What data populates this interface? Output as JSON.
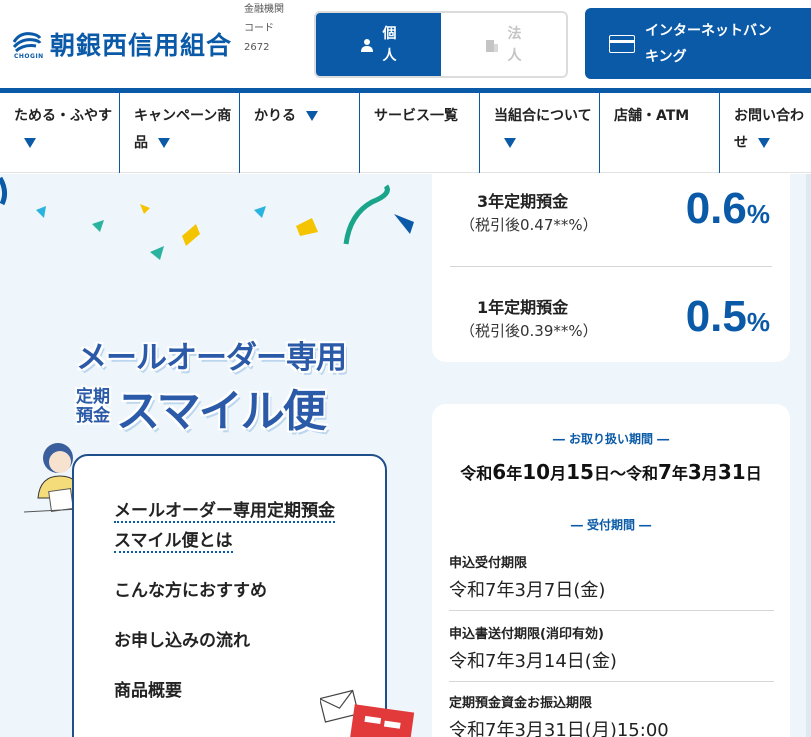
{
  "header": {
    "logo_text": "朝銀西信用組合",
    "logo_sub": "CHOGIN",
    "bank_code_label": "金融機関コード",
    "bank_code": "2672",
    "segments": [
      {
        "label": "個人",
        "icon": "person-icon",
        "active": true
      },
      {
        "label": "法人",
        "icon": "building-icon",
        "active": false
      }
    ],
    "netbank_label": "インターネットバンキング",
    "netbank_icon": "bank-card-icon",
    "accent_color": "#0a5aa8"
  },
  "nav": {
    "items": [
      {
        "label": "ためる・ふやす",
        "has_dropdown": true
      },
      {
        "label": "キャンペーン商品",
        "has_dropdown": true
      },
      {
        "label": "かりる",
        "has_dropdown": true
      },
      {
        "label": "サービス一覧",
        "has_dropdown": false
      },
      {
        "label": "当組合について",
        "has_dropdown": true
      },
      {
        "label": "店舗・ATM",
        "has_dropdown": false
      },
      {
        "label": "お問い合わせ",
        "has_dropdown": true
      }
    ]
  },
  "hero": {
    "title_line1": "メールオーダー専用",
    "title_small": "定期預金",
    "title_big": "スマイル便"
  },
  "toc": {
    "items": [
      {
        "label": "メールオーダー専用定期預金スマイル便とは",
        "current": true
      },
      {
        "label": "こんな方におすすめ",
        "current": false
      },
      {
        "label": "お申し込みの流れ",
        "current": false
      },
      {
        "label": "商品概要",
        "current": false
      }
    ]
  },
  "rates": [
    {
      "name": "3年定期預金",
      "after_tax": "（税引後0.47**%）",
      "value": "0.6",
      "unit": "%"
    },
    {
      "name": "1年定期預金",
      "after_tax": "（税引後0.39**%）",
      "value": "0.5",
      "unit": "%"
    }
  ],
  "period": {
    "handling_heading": "― お取り扱い期間 ―",
    "range": {
      "era1": "令和",
      "y1": "6",
      "y1u": "年",
      "m1": "10",
      "m1u": "月",
      "d1": "15",
      "d1u": "日",
      "sep": "〜",
      "era2": "令和",
      "y2": "7",
      "y2u": "年",
      "m2": "3",
      "m2u": "月",
      "d2": "31",
      "d2u": "日"
    },
    "accept_heading": "― 受付期間 ―",
    "entries": [
      {
        "label": "申込受付期限",
        "value": "令和7年3月7日(金)"
      },
      {
        "label": "申込書送付期限(消印有効)",
        "value": "令和7年3月14日(金)"
      },
      {
        "label": "定期預金資金お振込期限",
        "value": "令和7年3月31日(月)15:00"
      }
    ]
  }
}
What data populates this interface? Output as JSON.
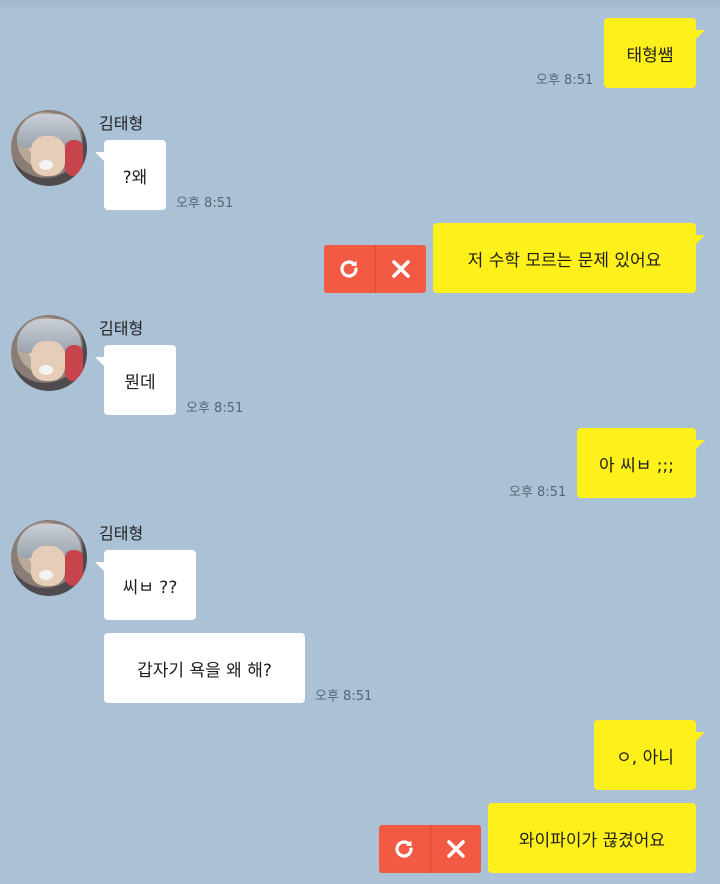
{
  "chat": {
    "sender_name": "김태형",
    "messages": [
      {
        "text": "태형쌤",
        "time": "오후 8:51"
      },
      {
        "text": "?왜",
        "time": "오후 8:51"
      },
      {
        "text": "저 수학 모르는 문제 있어요"
      },
      {
        "text": "뭔데",
        "time": "오후 8:51"
      },
      {
        "text": "아 씨ㅂ ;;;",
        "time": "오후 8:51"
      },
      {
        "text": "씨ㅂ ??"
      },
      {
        "text": "갑자기 욕을 왜 해?",
        "time": "오후 8:51"
      },
      {
        "text": "ㅇ, 아니"
      },
      {
        "text": "와이파이가 끊겼어요"
      }
    ]
  },
  "icons": {
    "resend": "resend-icon",
    "delete": "close-icon",
    "avatar": "avatar"
  },
  "colors": {
    "background": "#abc1d6",
    "my_bubble": "#fef01b",
    "their_bubble": "#ffffff",
    "failed_action": "#f25a43"
  }
}
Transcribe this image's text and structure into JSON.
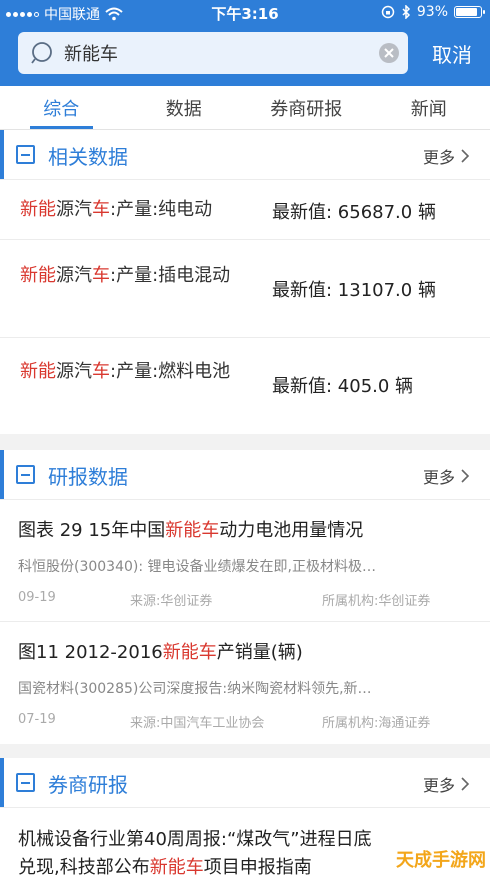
{
  "status": {
    "carrier": "中国联通",
    "time": "下午3:16",
    "battery": "93%",
    "battery_level": 0.93
  },
  "search": {
    "query": "新能车",
    "cancel_label": "取消"
  },
  "tabs": [
    "综合",
    "数据",
    "券商研报",
    "新闻"
  ],
  "related_data": {
    "title": "相关数据",
    "more": "更多",
    "rows": [
      {
        "hl1": "新能",
        "mid": "源汽",
        "hl2": "车",
        "rest": ":产量:纯电动",
        "value": "最新值:  65687.0 辆"
      },
      {
        "hl1": "新能",
        "mid": "源汽",
        "hl2": "车",
        "rest": ":产量:插电混动",
        "value": "最新值:  13107.0 辆"
      },
      {
        "hl1": "新能",
        "mid": "源汽",
        "hl2": "车",
        "rest": ":产量:燃料电池",
        "value": "最新值:  405.0 辆"
      }
    ]
  },
  "research_data": {
    "title": "研报数据",
    "more": "更多",
    "items": [
      {
        "pre": "图表 29 15年中国",
        "hl": "新能车",
        "post": "动力电池用量情况",
        "desc": "科恒股份(300340): 锂电设备业绩爆发在即,正极材料极…",
        "date": "09-19",
        "source": "来源:华创证券",
        "org": "所属机构:华创证券"
      },
      {
        "pre": "图11 2012-2016",
        "hl": "新能车",
        "post": "产销量(辆)",
        "desc": "国瓷材料(300285)公司深度报告:纳米陶瓷材料领先,新…",
        "date": "07-19",
        "source": "来源:中国汽车工业协会",
        "org": "所属机构:海通证券"
      }
    ]
  },
  "broker_research": {
    "title": "券商研报",
    "more": "更多",
    "item": {
      "line1": "机械设备行业第40周周报:“煤改气”进程日底",
      "pre2": "兑现,科技部公布",
      "hl": "新能车",
      "post2": "项目申报指南"
    }
  },
  "watermark": "天成手游网"
}
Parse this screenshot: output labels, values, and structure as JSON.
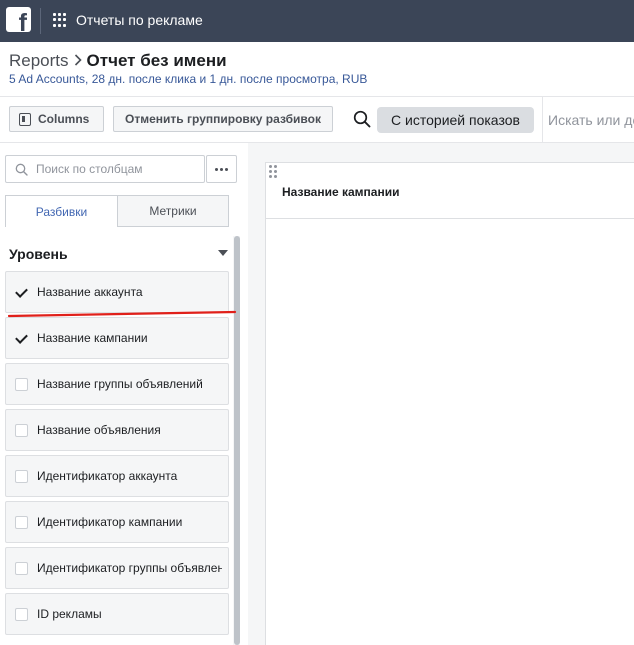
{
  "topbar": {
    "logo": "f",
    "app_title": "Отчеты по рекламе"
  },
  "header": {
    "breadcrumb_root": "Reports",
    "breadcrumb_current": "Отчет без имени",
    "subtitle": "5 Ad Accounts, 28 дн. после клика и 1 дн. после просмотра, RUB"
  },
  "toolbar": {
    "columns_label": "Columns",
    "ungroup_label": "Отменить группировку разбивок",
    "history_label": "С историей показов",
    "search_placeholder": "Искать или до"
  },
  "left_panel": {
    "search_placeholder": "Поиск по столбцам",
    "tabs": [
      {
        "label": "Разбивки",
        "active": true
      },
      {
        "label": "Метрики",
        "active": false
      }
    ],
    "section_title": "Уровень",
    "items": [
      {
        "label": "Название аккаунта",
        "checked": true
      },
      {
        "label": "Название кампании",
        "checked": true
      },
      {
        "label": "Название группы объявлений",
        "checked": false
      },
      {
        "label": "Название объявления",
        "checked": false
      },
      {
        "label": "Идентификатор аккаунта",
        "checked": false
      },
      {
        "label": "Идентификатор кампании",
        "checked": false
      },
      {
        "label": "Идентификатор группы объявлений",
        "checked": false
      },
      {
        "label": "ID рекламы",
        "checked": false
      }
    ]
  },
  "table": {
    "columns": [
      "Название кампании"
    ]
  },
  "colors": {
    "topbar": "#3b4557",
    "link": "#385898",
    "active_tab": "#4267b2",
    "annotation": "#e0201a"
  }
}
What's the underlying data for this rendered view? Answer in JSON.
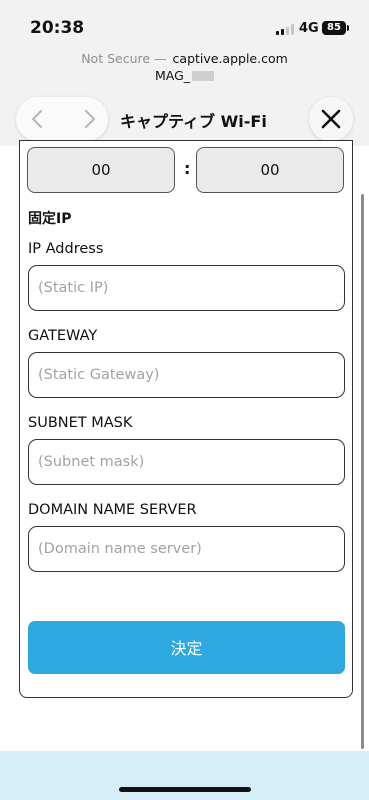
{
  "status_bar": {
    "time": "20:38",
    "network": "4G",
    "battery": "85"
  },
  "browser": {
    "security_label": "Not Secure —",
    "domain": "captive.apple.com",
    "ssid_prefix": "MAG_",
    "title": "キャプティブ Wi-Fi"
  },
  "form": {
    "time": {
      "hours": "00",
      "minutes": "00",
      "separator": ":"
    },
    "section_title": "固定IP",
    "fields": [
      {
        "label": "IP Address",
        "placeholder": "(Static IP)"
      },
      {
        "label": "GATEWAY",
        "placeholder": "(Static Gateway)"
      },
      {
        "label": "SUBNET MASK",
        "placeholder": "(Subnet mask)"
      },
      {
        "label": "DOMAIN NAME SERVER",
        "placeholder": "(Domain name server)"
      }
    ],
    "submit_label": "決定"
  },
  "colors": {
    "accent": "#2ea8e0",
    "bottom_bg": "#d6eef7"
  }
}
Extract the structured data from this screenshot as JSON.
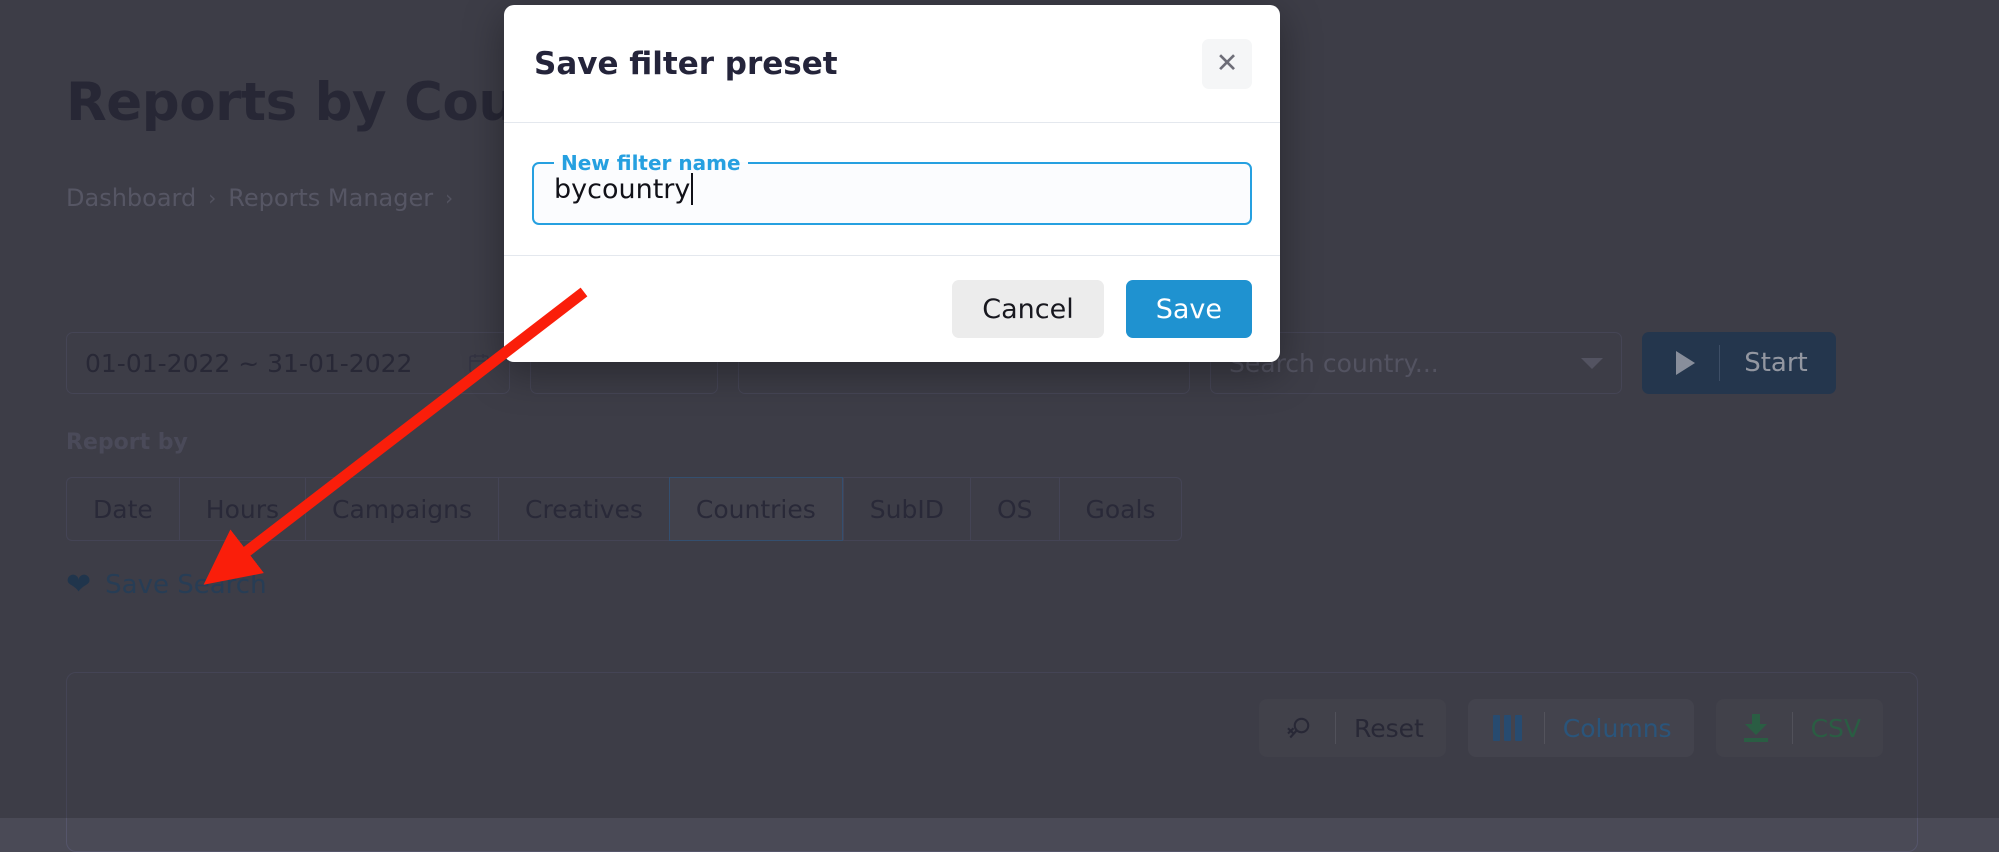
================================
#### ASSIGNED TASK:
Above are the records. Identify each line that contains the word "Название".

#### SOLUTION TO THIS TASK:
        "label": "Название аккаунта",
        "label": "Название кампании",
        "label": "Название группы объявлений",
        "label": "Название объявления",
      "Название кампании"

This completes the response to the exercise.